Social Work dean resigns after lawsuit, T-shirt controversy
After long history of conflict, returns to research and teaching
Published: Monday, September 21, 2009
Updated: Saturday, June 16, 2012 01:06
After finding himself in the center of two university controversies last academic year, the dean of the College of Social Work has resigned from his position.
William Meezan was sued by an Ohio State professor for discrimination and was later accused of inappropriate behavior by the university when he spoke at a student orientation while wearing a T-shirt emblazoned with the phrase "rub my nuts."
But Meezan, who began his tenure as dean in July 2005, insists physical and personal issues were the cause of his resignation, not his long-running conflict with professor Rudolph Alexander Jr. or the accusation of inappropriate conduct by the OSU Office of Human Resources.
"While [the conflict and Human Resources investigation] was an additional stressor in my work life, the dean's position is filled with many such situations. This was not a major factor in my decision," Meezan said in an e-mail.
Alexander, a professor in the College of Social Work, sued Meezan and other OSU employees for discrimination based on race. He also claimed in a February 2009 deposition that Meezan bullied minority faculty members. In May 2008, Meezan alleged that Alexander told students that Meezan was a "gay leprechaun" and had AIDS.
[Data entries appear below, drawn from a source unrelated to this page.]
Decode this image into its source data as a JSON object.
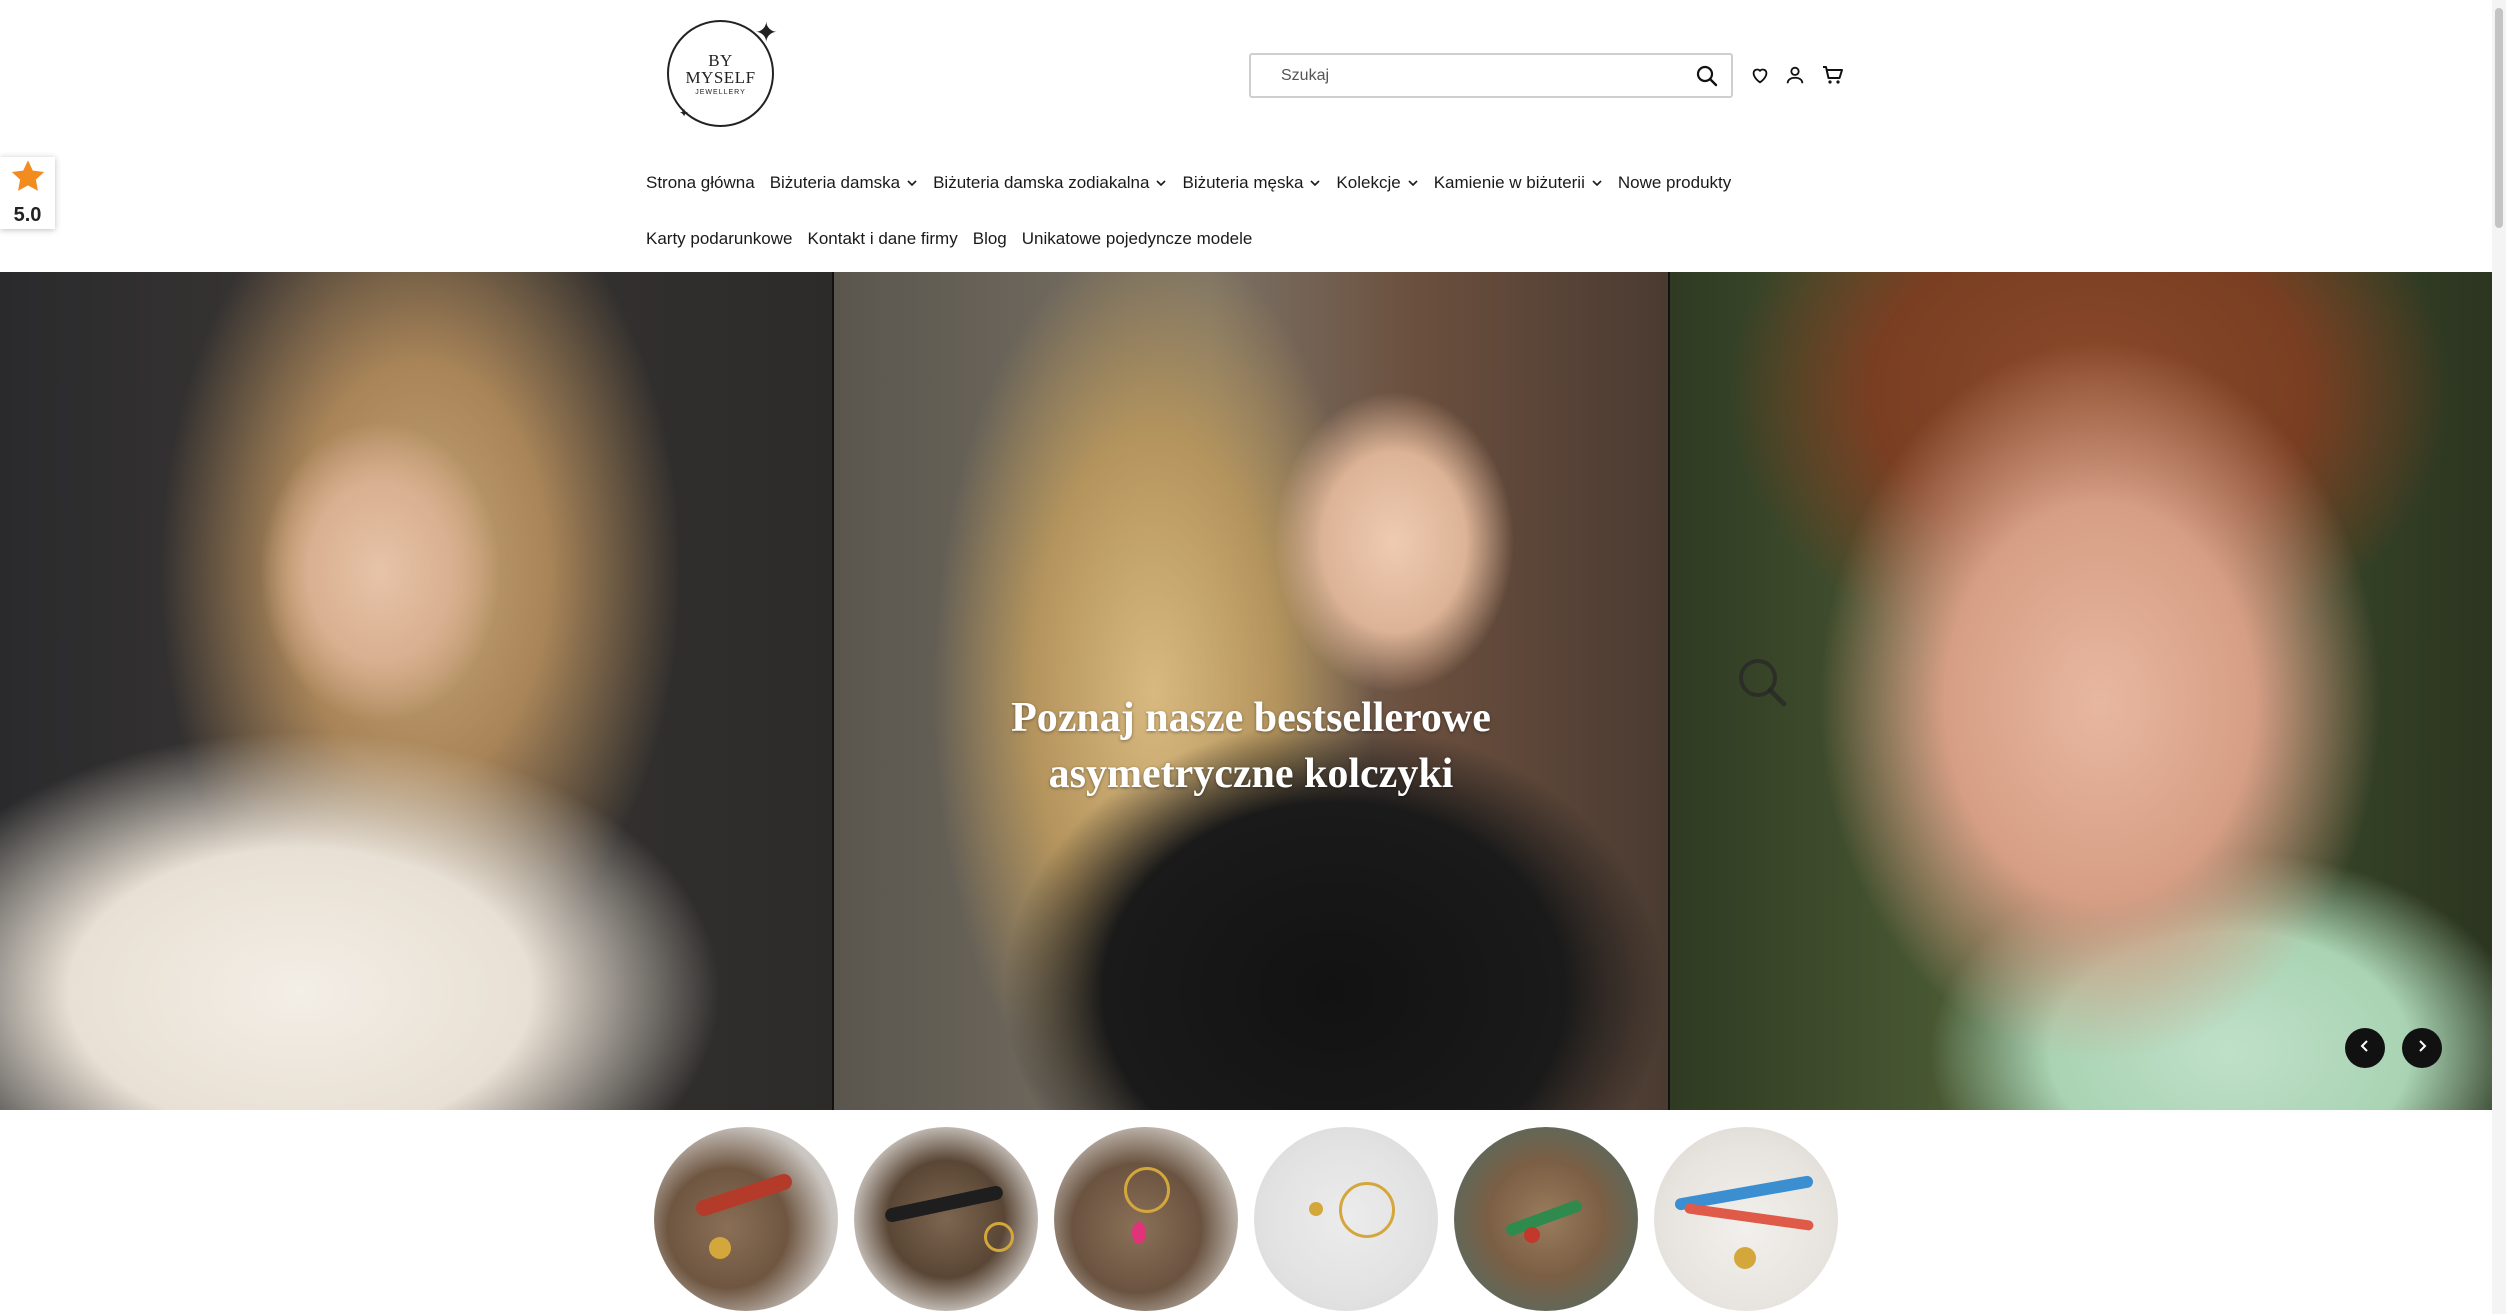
{
  "logo": {
    "line1": "BY",
    "line2": "MYSELF",
    "line3": "JEWELLERY"
  },
  "search": {
    "placeholder": "Szukaj"
  },
  "header_icons": [
    "search-icon",
    "heart-icon",
    "user-icon",
    "cart-icon"
  ],
  "rating": {
    "value": "5.0",
    "icon": "star-icon",
    "color": "#f28c1e"
  },
  "nav": {
    "row1": [
      {
        "label": "Strona główna",
        "dropdown": false
      },
      {
        "label": "Biżuteria damska",
        "dropdown": true
      },
      {
        "label": "Biżuteria damska zodiakalna",
        "dropdown": true
      },
      {
        "label": "Biżuteria męska",
        "dropdown": true
      },
      {
        "label": "Kolekcje",
        "dropdown": true
      },
      {
        "label": "Kamienie w biżuterii",
        "dropdown": true
      },
      {
        "label": "Nowe produkty",
        "dropdown": false
      }
    ],
    "row2": [
      {
        "label": "Karty podarunkowe",
        "dropdown": false
      },
      {
        "label": "Kontakt i dane firmy",
        "dropdown": false
      },
      {
        "label": "Blog",
        "dropdown": false
      },
      {
        "label": "Unikatowe pojedyncze modele",
        "dropdown": false
      }
    ]
  },
  "hero": {
    "caption_line1": "Poznaj nasze bestsellerowe",
    "caption_line2": "asymetryczne kolczyki"
  },
  "colors": {
    "text": "#1a1a1a",
    "arrow_bg": "#111111"
  }
}
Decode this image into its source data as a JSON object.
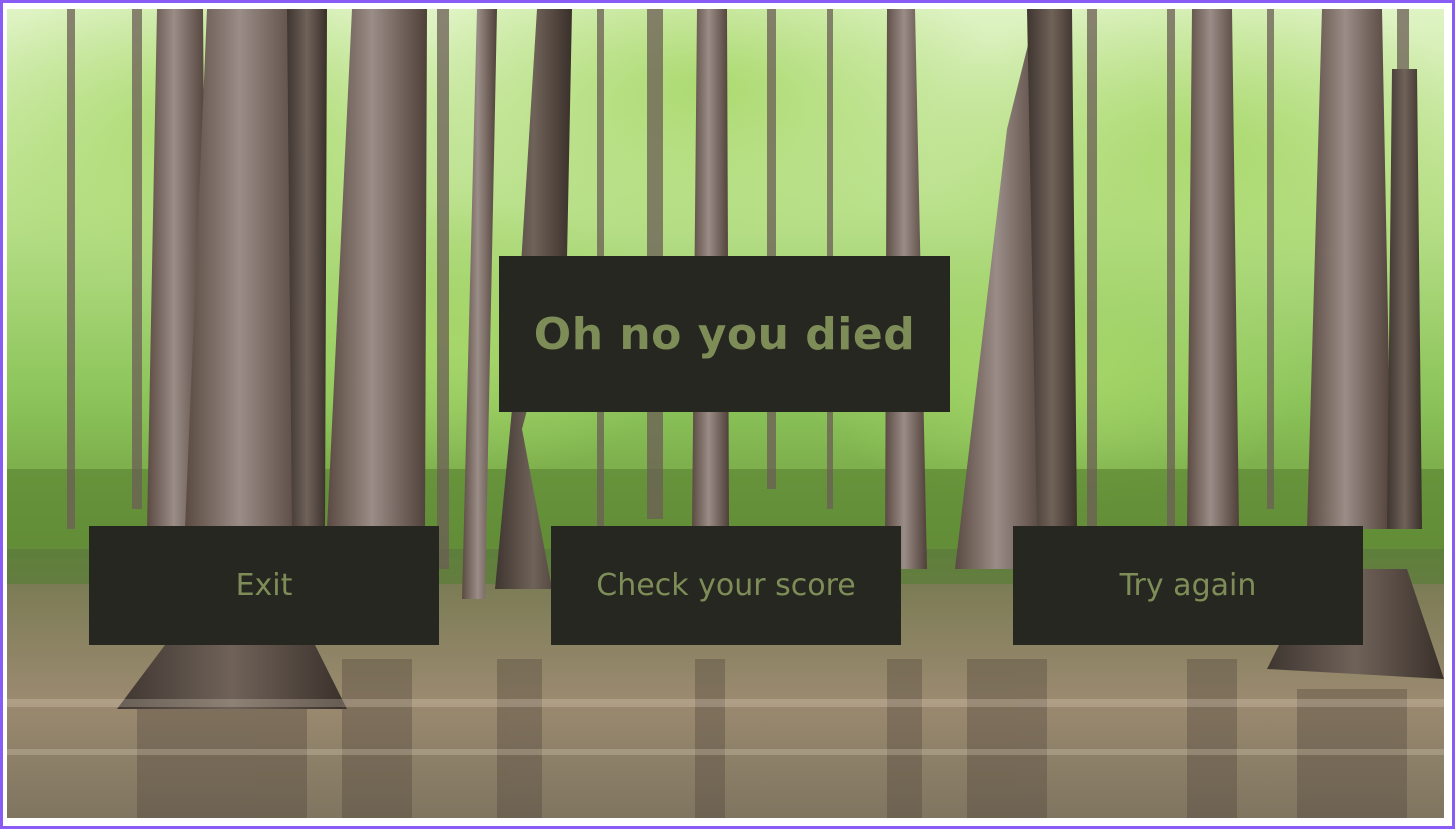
{
  "scene": {
    "background": "cypress-swamp-forest-photo"
  },
  "title": "Oh no you died",
  "buttons": {
    "exit": "Exit",
    "score": "Check your score",
    "retry": "Try again"
  },
  "colors": {
    "frame": "#8a5cf6",
    "panel": "#262720",
    "text": "#7e8d58"
  }
}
Alexander's lawsuit is still ongoing. In a previous e-mail to an OSU attorney, Alexander said: "In effect, it's going to take a seven-figure settlement to get me to drop this case. I will likely retire immediately, leave Ohio State and move back to Texas. At this point I'm totally disgusted. Every time I see Meezan, I want to punch him in the face. And this is putting it mildly."
In November 2008, Alexander filed another complaint with Human Resources when Meezan wore a shirt reading "rub my nuts." A subsequent report by the Office of Human Resources concluded that Meezan acted inappropriately by wearing the shirt and again when he indicated a preference for non-foreign minorities at a faculty search committee meeting.
In May, Executive Vice President and Provost Joseph Alutto sent Meezan a memo saying that the Human Resources report on Meezan would be considered in Meezan's upcoming salary review and re-appointment process and that a meeting would occur in "the near future."
But Meezan notified Alutto that he would be resigning on July 10, before either the review or re-appointment process took place. His resignation went into effect Aug. 31.
Following Meezan's resignation announcement, Alutto issued the following statement: "Bill Meezan is highly regarded nationally as an outstanding scholar and educator. During his tenure as dean, he improved the support of research in the College of Social Work and refocused many of its programs. It was the dean's decision to now return to the faculty to continue his research and teaching, and we have accepted his resignation as dean."
Meezan says he is looking forward to returning as a teacher.
"I am most looking forward to being able to do more writing than I have over the last four years, to working with doctoral students on their research and development, to being better able to keep up with developments in my field of interest and imparting new knowledge to students at the masters level," he said in an e-mail.
As for Alexander, he had the following to say regarding Meezan's resignation: "I was on the search committee that interviewed Meezan in 2004 and I voted for him, though I had reservations about him. He had no sole authored publications in any major social work journal and one of his colleagues at Michigan described him as a street fighter from New York. I consider my favorable vote for him to have been a serious mistake."
Meezan's accomplishments as dean include significant increases in the college's budget, faculty salaries and research funding, as well as the establishment of an honors program. He admits to some regrets though, saying, "If there is anything I would have done differently, it would have been to not have pushed for change as quickly as I did."
Tom Gregoire has been appointed to serve as the college's interim dean.